Over recent years I have heard of a number of families and churches observing Holy Week through the tradition of the Jewish Passover meal, or seder (SAY-der). This is the observance that commemorates God's faithfulness to Israel by providing protection and rescue from slavery in Egypt. It is an extremely powerful experience in that it appeals to all of our senses to help people of all ages grasp God's redemptive work on behalf of His people throughout history.
I researched the concept, and boiled down the wealth of information to some key elements that made it manageable for our family. The scripts we have used are found at these links:
Original script (2010)
Revised script (2012) (Preserves the content, but sets aside some of the structure to make a smoother flowing experience)
Jesus was observing the traditional Passover meal with his disciples in what we now call the Last Supper (Luke 22:7-30--the event we observe in Holy Week as "Maundy Thursday"). The transition from Old Covenant to New took place at the very time Jesus shared this meal with his disciples. No truths are more central to our faith than those demonstrated here.
One thing that intrigued me in my research was that each family or group geared the experience to the participants, and especially accommodated the ages and abilities (i.e. attention spans!) of the children. The script that I arrived at was somewhat challenging for my 8 and 10 year old, but it leaves room for increased understanding in the years ahead. They still thoroughly enjoyed it. They were excited about the idea from the beginning, and even more so when I involved them in the preparations. During the meal portion of the observance, where there is a break in the script for eating and talking together, we discussed what we had experienced so far, and the kids were digging back through the script to remember the details.
An internet search for “family passover meal” or “family seder meal” produced numerous results. I used the two below as resources for no particular reason other than the fact that they gave a lot of background (far beyond what I’ve included here) and complemented one another well in terms of offering very different possibilities that were at the same time consistent in upholding the tradition.
Now, a couple of years later, many more results are listed. It is well worth reading through several versions to glean the wealth of background and meaning inherent in the traditional meal observance. I especially enjoyed this script as I did a little further research to revise my own:
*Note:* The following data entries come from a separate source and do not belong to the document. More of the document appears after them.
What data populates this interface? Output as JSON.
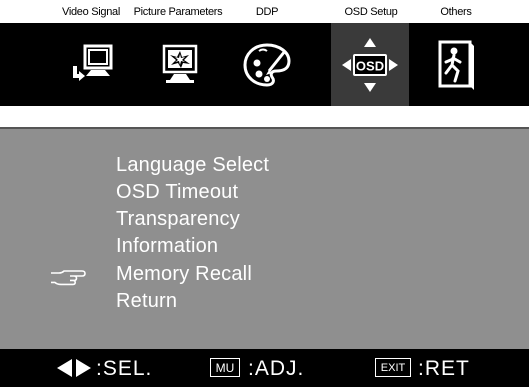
{
  "tabs": [
    {
      "label": "Video Signal",
      "icon": "video-signal-icon"
    },
    {
      "label": "Picture Parameters",
      "icon": "picture-parameters-icon"
    },
    {
      "label": "DDP",
      "icon": "palette-icon"
    },
    {
      "label": "OSD Setup",
      "icon": "osd-setup-icon",
      "active": true
    },
    {
      "label": "Others",
      "icon": "exit-door-icon"
    }
  ],
  "osd_icon_text": "OSD",
  "menu": {
    "items": [
      {
        "label": "Language Select"
      },
      {
        "label": "OSD Timeout"
      },
      {
        "label": "Transparency"
      },
      {
        "label": "Information"
      },
      {
        "label": "Memory Recall",
        "selected": true
      },
      {
        "label": "Return"
      }
    ]
  },
  "footer": {
    "sel_text": ":SEL.",
    "mu_key": "MU",
    "adj_text": ":ADJ.",
    "exit_key": "EXIT",
    "ret_text": ":RET"
  },
  "colors": {
    "bar": "#000000",
    "panel": "#8f8f8f",
    "active_tab": "#3a3a3a",
    "text": "#ffffff"
  }
}
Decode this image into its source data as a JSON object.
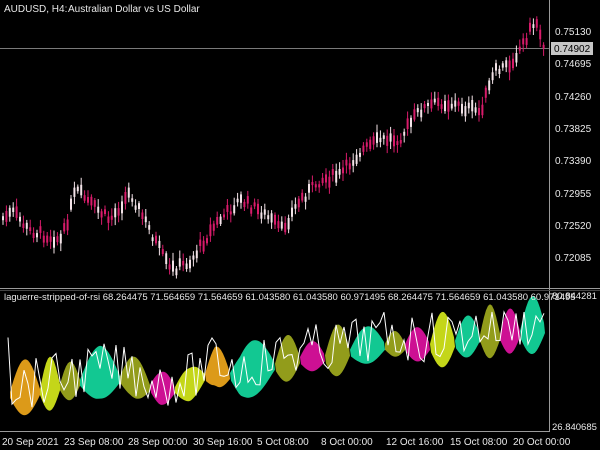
{
  "header": {
    "symbol_timeframe": "AUDUSD, H4:",
    "instrument_name": "Australian Dollar vs US Dollar"
  },
  "price_axis": {
    "ticks": [
      "0.75130",
      "0.74695",
      "0.74260",
      "0.73825",
      "0.73390",
      "0.72955",
      "0.72520",
      "0.72085"
    ],
    "current_price": "0.74902"
  },
  "indicator": {
    "title": "laguerre-stripped-of-rsi 68.264475 71.564659 71.564659 61.043580 61.043580 60.971495 68.264475 71.564659 61.043580 60.971495",
    "axis_top": "80.844281",
    "axis_bottom": "26.840685"
  },
  "time_axis": {
    "ticks": [
      "20 Sep 2021",
      "23 Sep 08:00",
      "28 Sep 00:00",
      "30 Sep 16:00",
      "5 Oct 08:00",
      "8 Oct 00:00",
      "12 Oct 16:00",
      "15 Oct 08:00",
      "20 Oct 00:00"
    ]
  },
  "colors": {
    "background": "#000000",
    "bull_candle": "#f3e3e8",
    "bear_candle": "#d81b6a",
    "grid_line": "#7a7a7a",
    "band_green": "#13d39a",
    "band_magenta": "#d8119b",
    "band_olive": "#9aa41c",
    "band_orange": "#e8a21a",
    "band_yellow": "#cfe21a",
    "rsi_line": "#ffffff"
  }
}
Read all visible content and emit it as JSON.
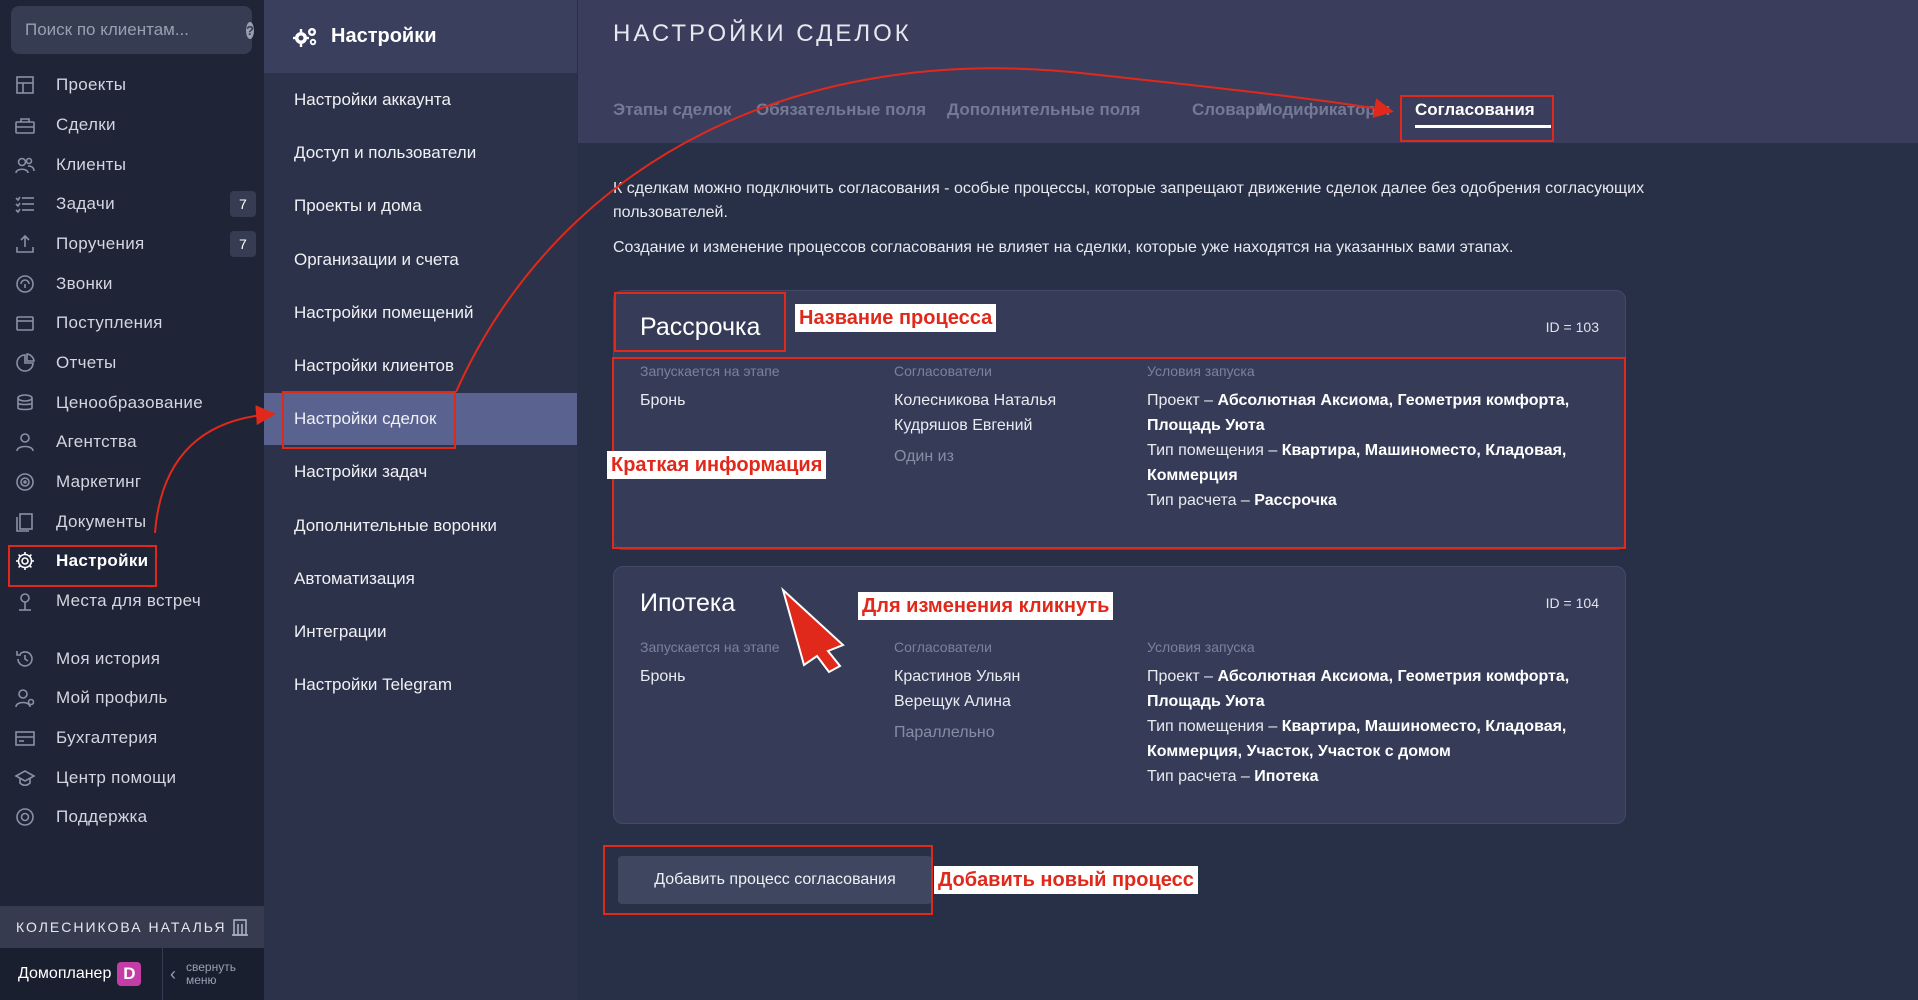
{
  "search": {
    "placeholder": "Поиск по клиентам..."
  },
  "nav": [
    {
      "label": "Проекты",
      "icon": "projects-icon",
      "badge": ""
    },
    {
      "label": "Сделки",
      "icon": "deals-icon",
      "badge": ""
    },
    {
      "label": "Клиенты",
      "icon": "clients-icon",
      "badge": ""
    },
    {
      "label": "Задачи",
      "icon": "tasks-icon",
      "badge": "7"
    },
    {
      "label": "Поручения",
      "icon": "assignments-icon",
      "badge": "7"
    },
    {
      "label": "Звонки",
      "icon": "calls-icon",
      "badge": ""
    },
    {
      "label": "Поступления",
      "icon": "receipts-icon",
      "badge": ""
    },
    {
      "label": "Отчеты",
      "icon": "reports-icon",
      "badge": ""
    },
    {
      "label": "Ценообразование",
      "icon": "pricing-icon",
      "badge": ""
    },
    {
      "label": "Агентства",
      "icon": "agencies-icon",
      "badge": ""
    },
    {
      "label": "Маркетинг",
      "icon": "marketing-icon",
      "badge": ""
    },
    {
      "label": "Документы",
      "icon": "documents-icon",
      "badge": ""
    },
    {
      "label": "Настройки",
      "icon": "gear-icon",
      "badge": ""
    },
    {
      "label": "Места для встреч",
      "icon": "meeting-places-icon",
      "badge": ""
    },
    {
      "label": "Моя история",
      "icon": "history-icon",
      "badge": ""
    },
    {
      "label": "Мой профиль",
      "icon": "profile-icon",
      "badge": ""
    },
    {
      "label": "Бухгалтерия",
      "icon": "accounting-icon",
      "badge": ""
    },
    {
      "label": "Центр помощи",
      "icon": "help-center-icon",
      "badge": ""
    },
    {
      "label": "Поддержка",
      "icon": "support-icon",
      "badge": ""
    }
  ],
  "nav_active": "Настройки",
  "user": {
    "name": "КОЛЕСНИКОВА НАТАЛЬЯ"
  },
  "brand": {
    "name": "Домопланер",
    "logo_letter": "D",
    "collapse_line1": "свернуть",
    "collapse_line2": "меню"
  },
  "settings": {
    "title": "Настройки",
    "items": [
      "Настройки аккаунта",
      "Доступ и пользователи",
      "Проекты и дома",
      "Организации и счета",
      "Настройки помещений",
      "Настройки клиентов",
      "Настройки сделок",
      "Настройки задач",
      "Дополнительные воронки",
      "Автоматизация",
      "Интеграции",
      "Настройки Telegram"
    ],
    "active": "Настройки сделок"
  },
  "main": {
    "title": "НАСТРОЙКИ СДЕЛОК",
    "tabs": [
      "Этапы сделок",
      "Обязательные поля",
      "Дополнительные поля",
      "Словари",
      "Модификаторы",
      "Согласования"
    ],
    "active_tab": "Согласования",
    "intro1": "К сделкам можно подключить согласования - особые процессы, которые запрещают движение сделок далее без одобрения согласующих пользователей.",
    "intro2": "Создание и изменение процессов согласования не влияет на сделки, которые уже находятся на указанных вами этапах.",
    "labels": {
      "stage": "Запускается на этапе",
      "approvers": "Согласователи",
      "conditions": "Условия запуска"
    },
    "processes": [
      {
        "name": "Рассрочка",
        "id": "ID = 103",
        "stage": "Бронь",
        "approvers": [
          "Колесникова Наталья",
          "Кудряшов Евгений"
        ],
        "mode": "Один из",
        "conditions": [
          {
            "key": "Проект – ",
            "value": "Абсолютная Аксиома, Геометрия комфорта, Площадь Уюта"
          },
          {
            "key": "Тип помещения – ",
            "value": "Квартира, Машиноместо, Кладовая, Коммерция"
          },
          {
            "key": "Тип расчета – ",
            "value": "Рассрочка"
          }
        ]
      },
      {
        "name": "Ипотека",
        "id": "ID = 104",
        "stage": "Бронь",
        "approvers": [
          "Крастинов Ульян",
          "Верещук Алина"
        ],
        "mode": "Параллельно",
        "conditions": [
          {
            "key": "Проект – ",
            "value": "Абсолютная Аксиома, Геометрия комфорта, Площадь Уюта"
          },
          {
            "key": "Тип помещения – ",
            "value": "Квартира, Машиноместо, Кладовая, Коммерция, Участок, Участок с домом"
          },
          {
            "key": "Тип расчета – ",
            "value": "Ипотека"
          }
        ]
      }
    ],
    "add_button": "Добавить процесс согласования"
  },
  "annotations": {
    "process_name": "Название процесса",
    "brief_info": "Краткая информация",
    "click_to_edit": "Для изменения кликнуть",
    "add_new": "Добавить новый процесс"
  },
  "colors": {
    "accent_red": "#e0291b",
    "active_item": "#5a6390",
    "brand_logo": "#c43ca6"
  }
}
As a student of many of Beth Moore’s Bible studies, I am always captivated by her teaching on the Jewish feasts and traditions. She does a beautiful job of making the connections from the origins of the Old Testament practice to the fulfillment or illumination of it under the new covenant through Christ. In her study entitled Jesus the One and Only, she lays out the meanings behind the four cups in the Passover observance. I had never forgotten it from the time that I studied it probably eight or nine years ago. The most amazing part is that after the supper when Jesus took the cup, it was the third cup of the Passover meal, the cup known so well to the disciples as the cup of redemption. In the Old Testament promise associated with the third cup, God said to Israel, “I will redeem you with an outstretched arm.” (Exodus 6:6) At the very moment when Jesus took that third cup, he ushered in the new covenant saying, “This cup is the new covenant in my blood.” (Luke 22:20) Later he prayed in the garden, “Father, if you are willing, take this cup from me.” (Luke 22:42) Beth Moore associates this with that cup of redemption, which was so costly for Christ to bear. And then on the cross, indeed, Christ redeemed all of mankind with his outstretched arms.
I kept our meal as simple as possible so that the joy would not be lost in the work. We dyed our Easter eggs a day or two ahead of time. Boiled eggs are a traditional part of the Passover meal, and help brighten the table. It is a festive celebration, and meant to be beautiful. Bethany made the lamb cake the night before from an angel food mix. She even remarked as she poured it out of the package how white it was. I reminded her of that while we ate, because the script had already referenced Jesus as the spotless lamb without blemish or defect. To make the lamb shape, we used a round cake pan and a loaf pan. We then trimmed the circle for the face, and made ears from the loaf, frosted and decorated with marshmallows. I served raspberries with it.
The afternoon of the meal I bought a rotisserie chicken already prepared at the grocery store, and put it in a covered dish in the oven on low. I arranged all the greens on a plate, with a small bowl of salt water in the middle, and put the flatbread (also store bought) in a basket. I had the kids help me make the haroset. (Another recipe here.) After setting the table, I made stuffing, mashed potatoes and gravy from mixes and put them in the oven to stay warm. I had plenty of greens on the plate to use as salad, so it was very quick and easy to get the meal on the table.
No project has ever touched my heart more deeply than putting this observance together for our family. The evidence throughout scripture of God's plans to continually show us his love and faithfulness takes my breath away. The experience of the meal had a beautiful impact on our family, and the very effort itself was a blessing to me. It is my hope and prayer that others will be encouraged to participate in a meal like this, and experience God's presence in a profound way.